This is where your data and content marketing strategy come together in a perfect mix if a proper data framework is used.The people who are making huge strides in this field are, in fact, using their customer data not just to improve their e-commerce experience, but rather to build stronger relationships and optimize their content that is published on social media, blogs, microsites, etc.
Extensive experiments in this regard are already being conducted, with Arby’s, for example, managing to pull a fast one on Twitter in a fantastic example of data-driven content a couple of years ago. What’s the story – in 2014, during the Grammy’s, while Pharrell Williams was on stage in a wide brimmed hat, Arby’s tweeted: “Hey, @Pharrell, can we have our hat back? #GRAMMYs”. The internet went nuts. Now, this might seem as your run-of-the-mill quick fingers marketing trick, but the answer is much more substantial.
Arby’s noted the strong link between their customer’s usage of TV and Twitter, while also coming up with data in their analysis noting that their audience would certainly be watching the Grammy’s. Then, it was only a question of their social media director to set up a listening room during the Grammy’s and look for a place to embed their name into the conversation, with much success.
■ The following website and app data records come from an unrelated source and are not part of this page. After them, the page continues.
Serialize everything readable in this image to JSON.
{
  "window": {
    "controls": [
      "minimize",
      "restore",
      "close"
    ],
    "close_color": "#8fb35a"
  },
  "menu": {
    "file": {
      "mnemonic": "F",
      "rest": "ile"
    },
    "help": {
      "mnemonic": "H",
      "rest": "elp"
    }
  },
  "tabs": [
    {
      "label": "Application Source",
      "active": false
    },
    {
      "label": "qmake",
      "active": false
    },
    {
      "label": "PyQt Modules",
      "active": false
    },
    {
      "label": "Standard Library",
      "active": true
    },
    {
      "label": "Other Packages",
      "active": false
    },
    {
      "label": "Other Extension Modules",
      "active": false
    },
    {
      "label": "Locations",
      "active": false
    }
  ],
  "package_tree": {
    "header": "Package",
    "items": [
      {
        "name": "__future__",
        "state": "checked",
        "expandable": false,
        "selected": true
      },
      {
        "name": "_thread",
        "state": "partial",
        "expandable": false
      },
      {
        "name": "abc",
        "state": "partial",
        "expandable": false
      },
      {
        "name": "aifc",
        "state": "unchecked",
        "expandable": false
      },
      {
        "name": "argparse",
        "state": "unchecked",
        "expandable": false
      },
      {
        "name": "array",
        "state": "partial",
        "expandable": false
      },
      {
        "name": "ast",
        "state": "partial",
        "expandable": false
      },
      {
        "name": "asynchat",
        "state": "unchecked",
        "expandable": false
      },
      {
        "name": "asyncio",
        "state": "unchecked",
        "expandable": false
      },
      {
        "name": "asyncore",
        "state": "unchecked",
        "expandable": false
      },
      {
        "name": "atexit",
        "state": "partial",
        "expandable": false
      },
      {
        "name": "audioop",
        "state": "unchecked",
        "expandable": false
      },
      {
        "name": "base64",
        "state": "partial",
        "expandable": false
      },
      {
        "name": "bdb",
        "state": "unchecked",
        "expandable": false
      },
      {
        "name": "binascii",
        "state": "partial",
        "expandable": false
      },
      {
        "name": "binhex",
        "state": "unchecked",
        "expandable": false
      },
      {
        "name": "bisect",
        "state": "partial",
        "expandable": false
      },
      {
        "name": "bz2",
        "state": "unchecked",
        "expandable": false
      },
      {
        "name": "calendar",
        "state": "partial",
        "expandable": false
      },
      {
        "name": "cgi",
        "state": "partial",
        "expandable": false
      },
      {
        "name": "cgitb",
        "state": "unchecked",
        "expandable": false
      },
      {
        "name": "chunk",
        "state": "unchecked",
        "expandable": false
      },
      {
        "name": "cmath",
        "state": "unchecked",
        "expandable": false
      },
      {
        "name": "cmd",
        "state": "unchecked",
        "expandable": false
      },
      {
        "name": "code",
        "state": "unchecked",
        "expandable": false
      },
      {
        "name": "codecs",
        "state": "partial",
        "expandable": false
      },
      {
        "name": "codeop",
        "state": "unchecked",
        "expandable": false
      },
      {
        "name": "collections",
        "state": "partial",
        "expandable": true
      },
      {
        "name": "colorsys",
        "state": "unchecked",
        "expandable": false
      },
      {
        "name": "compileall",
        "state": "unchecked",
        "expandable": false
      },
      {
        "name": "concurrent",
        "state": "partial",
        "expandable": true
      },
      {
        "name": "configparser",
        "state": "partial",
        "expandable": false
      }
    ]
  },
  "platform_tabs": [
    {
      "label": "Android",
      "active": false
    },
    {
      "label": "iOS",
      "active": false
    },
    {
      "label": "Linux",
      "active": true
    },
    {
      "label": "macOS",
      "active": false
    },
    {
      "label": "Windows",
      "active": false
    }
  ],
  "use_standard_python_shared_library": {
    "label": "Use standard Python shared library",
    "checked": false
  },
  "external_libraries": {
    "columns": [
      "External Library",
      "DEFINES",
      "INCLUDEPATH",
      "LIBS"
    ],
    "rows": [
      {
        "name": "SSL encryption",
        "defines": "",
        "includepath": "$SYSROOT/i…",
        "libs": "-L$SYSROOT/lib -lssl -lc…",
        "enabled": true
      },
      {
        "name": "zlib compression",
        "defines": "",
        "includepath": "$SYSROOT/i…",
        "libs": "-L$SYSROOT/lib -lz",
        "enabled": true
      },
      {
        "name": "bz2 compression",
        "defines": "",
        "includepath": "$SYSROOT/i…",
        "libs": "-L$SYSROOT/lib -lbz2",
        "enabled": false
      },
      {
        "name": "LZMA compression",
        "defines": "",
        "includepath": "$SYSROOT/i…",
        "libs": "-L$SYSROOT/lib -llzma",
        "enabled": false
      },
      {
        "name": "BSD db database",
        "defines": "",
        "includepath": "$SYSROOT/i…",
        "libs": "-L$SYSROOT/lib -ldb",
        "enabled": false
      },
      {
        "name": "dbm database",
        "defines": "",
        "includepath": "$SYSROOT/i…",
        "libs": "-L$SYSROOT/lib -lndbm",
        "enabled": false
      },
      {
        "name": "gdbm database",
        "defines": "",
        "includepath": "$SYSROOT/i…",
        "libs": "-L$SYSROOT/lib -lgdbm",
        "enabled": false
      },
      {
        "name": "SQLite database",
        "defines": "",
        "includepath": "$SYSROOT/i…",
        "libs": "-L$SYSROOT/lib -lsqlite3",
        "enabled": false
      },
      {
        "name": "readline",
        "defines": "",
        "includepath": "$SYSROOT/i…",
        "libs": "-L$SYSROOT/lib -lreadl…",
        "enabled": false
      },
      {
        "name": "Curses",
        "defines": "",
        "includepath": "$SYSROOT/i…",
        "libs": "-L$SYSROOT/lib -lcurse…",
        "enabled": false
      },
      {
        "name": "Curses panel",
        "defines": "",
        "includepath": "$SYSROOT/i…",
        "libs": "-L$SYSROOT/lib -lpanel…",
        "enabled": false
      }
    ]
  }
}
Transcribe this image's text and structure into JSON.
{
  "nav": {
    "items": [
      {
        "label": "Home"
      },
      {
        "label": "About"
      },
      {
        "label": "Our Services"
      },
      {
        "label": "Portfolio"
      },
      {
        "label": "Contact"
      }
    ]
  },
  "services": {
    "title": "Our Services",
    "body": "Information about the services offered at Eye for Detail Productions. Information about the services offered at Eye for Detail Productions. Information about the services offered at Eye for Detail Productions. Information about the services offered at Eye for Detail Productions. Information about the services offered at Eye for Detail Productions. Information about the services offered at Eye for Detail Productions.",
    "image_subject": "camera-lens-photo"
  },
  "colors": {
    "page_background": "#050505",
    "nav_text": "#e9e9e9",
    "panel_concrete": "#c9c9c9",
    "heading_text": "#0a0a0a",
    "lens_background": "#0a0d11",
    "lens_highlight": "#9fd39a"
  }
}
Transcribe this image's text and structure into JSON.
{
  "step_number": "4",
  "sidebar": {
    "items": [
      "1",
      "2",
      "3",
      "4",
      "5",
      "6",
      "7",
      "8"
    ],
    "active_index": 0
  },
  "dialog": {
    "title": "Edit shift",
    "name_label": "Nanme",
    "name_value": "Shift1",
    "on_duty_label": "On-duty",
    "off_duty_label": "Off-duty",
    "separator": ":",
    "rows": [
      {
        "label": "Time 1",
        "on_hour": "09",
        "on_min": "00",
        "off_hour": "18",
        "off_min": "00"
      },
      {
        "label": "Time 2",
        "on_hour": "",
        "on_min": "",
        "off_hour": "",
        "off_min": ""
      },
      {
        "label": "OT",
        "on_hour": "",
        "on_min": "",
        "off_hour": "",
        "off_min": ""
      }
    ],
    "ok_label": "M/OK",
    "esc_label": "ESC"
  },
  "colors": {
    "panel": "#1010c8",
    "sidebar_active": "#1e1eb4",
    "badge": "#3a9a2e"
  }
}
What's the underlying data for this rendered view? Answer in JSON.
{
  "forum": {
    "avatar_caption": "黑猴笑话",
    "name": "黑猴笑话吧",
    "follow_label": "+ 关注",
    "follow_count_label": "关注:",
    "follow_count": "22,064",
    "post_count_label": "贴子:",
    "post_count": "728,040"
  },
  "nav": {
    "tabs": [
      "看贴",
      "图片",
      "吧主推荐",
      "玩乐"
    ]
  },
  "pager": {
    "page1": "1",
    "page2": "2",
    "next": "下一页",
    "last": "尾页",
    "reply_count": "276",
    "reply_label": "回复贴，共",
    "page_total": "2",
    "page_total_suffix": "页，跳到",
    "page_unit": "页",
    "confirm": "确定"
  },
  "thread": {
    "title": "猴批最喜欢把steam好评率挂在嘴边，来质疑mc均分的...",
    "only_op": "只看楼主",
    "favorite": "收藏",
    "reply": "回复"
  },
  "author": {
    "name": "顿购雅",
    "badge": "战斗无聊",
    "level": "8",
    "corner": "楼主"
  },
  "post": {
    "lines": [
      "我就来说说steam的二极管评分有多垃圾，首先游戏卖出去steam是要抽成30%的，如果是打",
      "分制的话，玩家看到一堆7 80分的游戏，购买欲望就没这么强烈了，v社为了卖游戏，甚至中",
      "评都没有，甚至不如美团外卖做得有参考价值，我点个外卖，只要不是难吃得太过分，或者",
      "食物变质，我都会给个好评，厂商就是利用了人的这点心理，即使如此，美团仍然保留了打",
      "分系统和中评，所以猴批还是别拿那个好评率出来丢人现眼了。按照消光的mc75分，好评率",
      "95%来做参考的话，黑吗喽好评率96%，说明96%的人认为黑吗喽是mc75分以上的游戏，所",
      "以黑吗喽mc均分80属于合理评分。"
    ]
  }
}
Get Used to Using Data
Data is a treasure trove of information that has boundless usage, depending on the expertise of the data scientist and the creativity of the marketing team employed to run a campaign. From such real-time interventions to envisioning entire campaigns around data and using this same data for post-campaign analysis, we have entered into a brave new world where the whole Internet is slowly becoming ever more transparent, and we should get used to it.